The donor base is now broad, ranging from foundations to businesses to multi-lateral institutions to individuals, but the German government has been by far our greatest supporter. Over the years, in fact, Germany has come to consider CNF a model for conservation trust funds. Just this January it renewed its confidence in our work, awarding us a new € 6 million grant which brings our total assets to € 34 million. I can think of no better farewell gift.
And this more solid financial footing has allowed us to expand our investment in our programs. In 2016, grant spending will reach a new high of € 1 million, a rhythm we expect will grow even further in the coming years. This means we are currently supporting 16 parks in Armenia, Azerbaijan and Georgia, territories that are vital to protecting the endangered Caucasian leopard and tur, Gmelin’s mouflon, bezoar goat and goitred gazelle, along with thousands of other flora and fauna species.

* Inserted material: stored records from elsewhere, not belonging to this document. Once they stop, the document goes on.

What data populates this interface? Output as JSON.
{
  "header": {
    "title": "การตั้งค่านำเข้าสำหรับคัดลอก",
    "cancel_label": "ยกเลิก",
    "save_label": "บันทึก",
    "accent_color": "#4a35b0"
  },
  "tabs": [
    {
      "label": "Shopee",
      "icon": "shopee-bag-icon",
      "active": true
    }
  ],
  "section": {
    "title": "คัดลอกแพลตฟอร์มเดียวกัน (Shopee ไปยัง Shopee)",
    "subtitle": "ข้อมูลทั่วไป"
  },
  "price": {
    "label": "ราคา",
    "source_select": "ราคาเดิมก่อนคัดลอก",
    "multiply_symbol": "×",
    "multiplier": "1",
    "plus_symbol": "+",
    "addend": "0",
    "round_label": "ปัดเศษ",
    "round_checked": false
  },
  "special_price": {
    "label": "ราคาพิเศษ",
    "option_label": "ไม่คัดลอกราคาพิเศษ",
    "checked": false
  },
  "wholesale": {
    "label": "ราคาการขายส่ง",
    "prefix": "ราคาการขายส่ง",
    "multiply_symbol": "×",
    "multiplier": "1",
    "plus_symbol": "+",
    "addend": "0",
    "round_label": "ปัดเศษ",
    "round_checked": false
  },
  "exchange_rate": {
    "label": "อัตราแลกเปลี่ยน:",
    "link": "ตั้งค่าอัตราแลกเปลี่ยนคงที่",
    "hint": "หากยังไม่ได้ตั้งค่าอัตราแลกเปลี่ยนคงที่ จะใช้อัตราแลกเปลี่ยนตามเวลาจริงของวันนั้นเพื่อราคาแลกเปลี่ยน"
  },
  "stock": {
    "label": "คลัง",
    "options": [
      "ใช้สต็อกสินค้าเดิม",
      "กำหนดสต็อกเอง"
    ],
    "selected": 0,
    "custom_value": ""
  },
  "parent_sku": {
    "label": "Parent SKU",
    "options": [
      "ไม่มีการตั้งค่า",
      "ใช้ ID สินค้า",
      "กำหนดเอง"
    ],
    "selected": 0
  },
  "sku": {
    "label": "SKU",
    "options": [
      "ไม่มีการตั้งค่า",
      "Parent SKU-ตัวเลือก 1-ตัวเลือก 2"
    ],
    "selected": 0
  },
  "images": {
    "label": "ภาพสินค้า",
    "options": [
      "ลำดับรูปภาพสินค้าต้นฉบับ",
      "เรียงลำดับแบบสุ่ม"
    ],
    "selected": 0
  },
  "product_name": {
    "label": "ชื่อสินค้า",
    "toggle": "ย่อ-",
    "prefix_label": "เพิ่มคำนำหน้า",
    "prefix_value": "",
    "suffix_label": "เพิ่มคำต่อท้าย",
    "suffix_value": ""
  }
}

Much of our success is due to the partnerships we have developed, not only with the ministries/national parks authorities in all three countries, but also other organizations such as WWF, NACRES, KPMG and other German government programs. These partnerships support our vital work of monitoring biodiversity, bringing eco-tourism to the parks and simply making sure the parks work better. Long-distance partnerships are hard work (just ask my wife), and with my successor being based in the region, I am confident that our partnerships will grow even stronger.
And of course we would have no program without the dedicated people who work in the parks. Today we are supporting the efforts of over 500 rangers and park staff. My fondest memories from this job will remain the days and nights spent with them, exploring firsthand “our” parks. You can read more about some of these experiences in my blog postings written after the trips. You can read about those trips here.
Although we have accomplished much, nature and biodiversity in Armenia, Azerbaijan and Georgia continue to be threatened. I may be handing over the reins as director, but I do not intend to abandon this part of the world that I have come to love. Starting in April, I will become a member of CNF’s Board of Directors. CNF has brought me many new friends, and my life would be much poorer without you. So fortunately I do not have to say goodbye; instead, let’s just begin a new chapter.
My deepest thanks go to all who have supported and encouraged me over the years.
In my next and final letter as Executive Director, I look forward to introducing my talented successor.
Latest posts by David Morrison (see all)
- Season of Change—David Morrison Steps Down as Executive Director - March 3, 2016
- Director’s Desk: On Location in Borjomi - September 11, 2014
- Director’s Desk: A Ranger’s Eyes - July 23, 2014
- Director’s Desk: Reflection on Nature Protection and Tourism - February 24, 2014
- Director’s Desk: Fresh Eyes - October 8, 2013